You just know that this wasn't an effort to encourage true (voluntary) charity to support these young people. Sure enough, here's the corresponding article on BBC News:
The four UK Children's Commissioners (one each for England, Wales, Scotland and Northern Ireland) said, in a joint statement, that young carers are "often caught in the middle of a well-meaning muddle".
It said they can miss out on vital support and called on governments at Westminster and in the nations to "properly identify and meet the needs of young carers, so that this largely invisible and often vulnerable group can get the support they need."
The Shadow Education Secretary Andy Burnham said it was "absolutely crucial" that young carers were identified and supported.
He warned that "ill-thought-through reforms" in health and education could result in "disjointed and fragmented local services".
Other campaigners are worried young carers' services are being cut by councils and other bodies trying to rein in the country's debt after the recession.
The National Young Carers Coalition says there should be no cuts for services that support young carers, "so that they are not forced into caring roles that are inappropriate and damaging to their health and wellbeing".
Ms Teather said the government wanted to help.
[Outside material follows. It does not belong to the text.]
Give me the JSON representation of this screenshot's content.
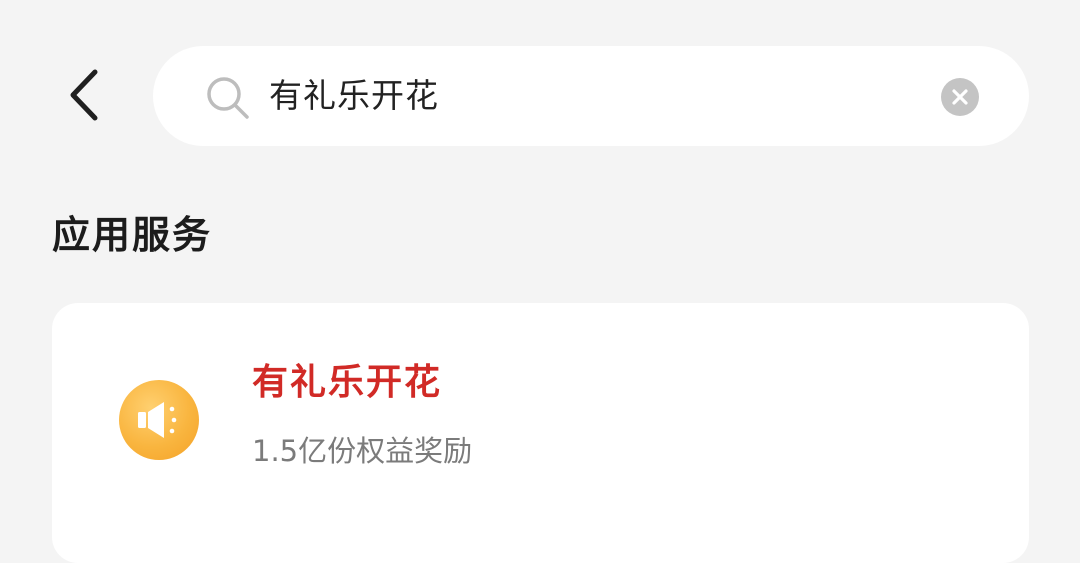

Its new strategy, to be launched later this year "makes it clear that everyone working with young people and their families, including GPs and teachers, must do more to identify and support young carers," she said.